PROBLEM DESCRIPTION ::
For every line in the records below that holds "page", make a copy.

RECORDS PROVIDED ::
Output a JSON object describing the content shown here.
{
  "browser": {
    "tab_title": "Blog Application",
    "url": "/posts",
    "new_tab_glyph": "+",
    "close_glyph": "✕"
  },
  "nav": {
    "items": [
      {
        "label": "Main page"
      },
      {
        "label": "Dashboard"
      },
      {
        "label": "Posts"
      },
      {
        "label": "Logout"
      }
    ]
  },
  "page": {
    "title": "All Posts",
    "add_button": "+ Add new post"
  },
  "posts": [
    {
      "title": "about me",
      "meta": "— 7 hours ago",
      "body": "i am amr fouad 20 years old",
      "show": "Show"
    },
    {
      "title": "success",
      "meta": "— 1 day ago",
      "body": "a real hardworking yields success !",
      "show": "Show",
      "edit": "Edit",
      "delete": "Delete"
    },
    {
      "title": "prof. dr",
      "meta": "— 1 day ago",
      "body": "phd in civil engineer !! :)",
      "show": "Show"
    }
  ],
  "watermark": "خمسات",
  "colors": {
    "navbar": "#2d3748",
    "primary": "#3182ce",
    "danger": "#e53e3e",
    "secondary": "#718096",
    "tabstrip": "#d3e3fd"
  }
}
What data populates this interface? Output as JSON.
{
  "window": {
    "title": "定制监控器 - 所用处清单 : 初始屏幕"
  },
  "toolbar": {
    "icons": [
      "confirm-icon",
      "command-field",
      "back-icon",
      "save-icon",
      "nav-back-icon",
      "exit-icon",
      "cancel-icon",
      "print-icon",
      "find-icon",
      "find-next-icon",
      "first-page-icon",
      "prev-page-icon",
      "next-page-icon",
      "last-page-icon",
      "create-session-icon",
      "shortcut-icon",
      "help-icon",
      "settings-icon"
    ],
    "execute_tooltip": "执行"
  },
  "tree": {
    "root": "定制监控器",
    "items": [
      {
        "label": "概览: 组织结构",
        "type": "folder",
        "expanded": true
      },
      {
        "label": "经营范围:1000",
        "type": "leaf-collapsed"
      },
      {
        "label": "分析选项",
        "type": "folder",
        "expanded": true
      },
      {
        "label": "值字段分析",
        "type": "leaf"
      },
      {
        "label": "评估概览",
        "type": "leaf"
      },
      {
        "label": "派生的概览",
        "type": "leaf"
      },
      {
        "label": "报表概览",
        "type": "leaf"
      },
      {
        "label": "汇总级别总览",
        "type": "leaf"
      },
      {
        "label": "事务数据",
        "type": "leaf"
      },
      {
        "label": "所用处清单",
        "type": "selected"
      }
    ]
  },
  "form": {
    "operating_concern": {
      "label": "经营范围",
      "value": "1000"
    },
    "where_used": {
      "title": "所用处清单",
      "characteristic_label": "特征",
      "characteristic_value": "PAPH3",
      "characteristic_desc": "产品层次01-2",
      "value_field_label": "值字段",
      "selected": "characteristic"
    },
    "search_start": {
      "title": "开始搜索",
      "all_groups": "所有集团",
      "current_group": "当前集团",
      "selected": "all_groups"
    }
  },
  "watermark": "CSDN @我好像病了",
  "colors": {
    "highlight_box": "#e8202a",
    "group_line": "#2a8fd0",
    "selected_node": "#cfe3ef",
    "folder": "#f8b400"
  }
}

EXERCISE RESPONSE ::
        "label": "Main page"
  "page": {
      "first-page-icon",
      "prev-page-icon",
      "next-page-icon",
      "last-page-icon",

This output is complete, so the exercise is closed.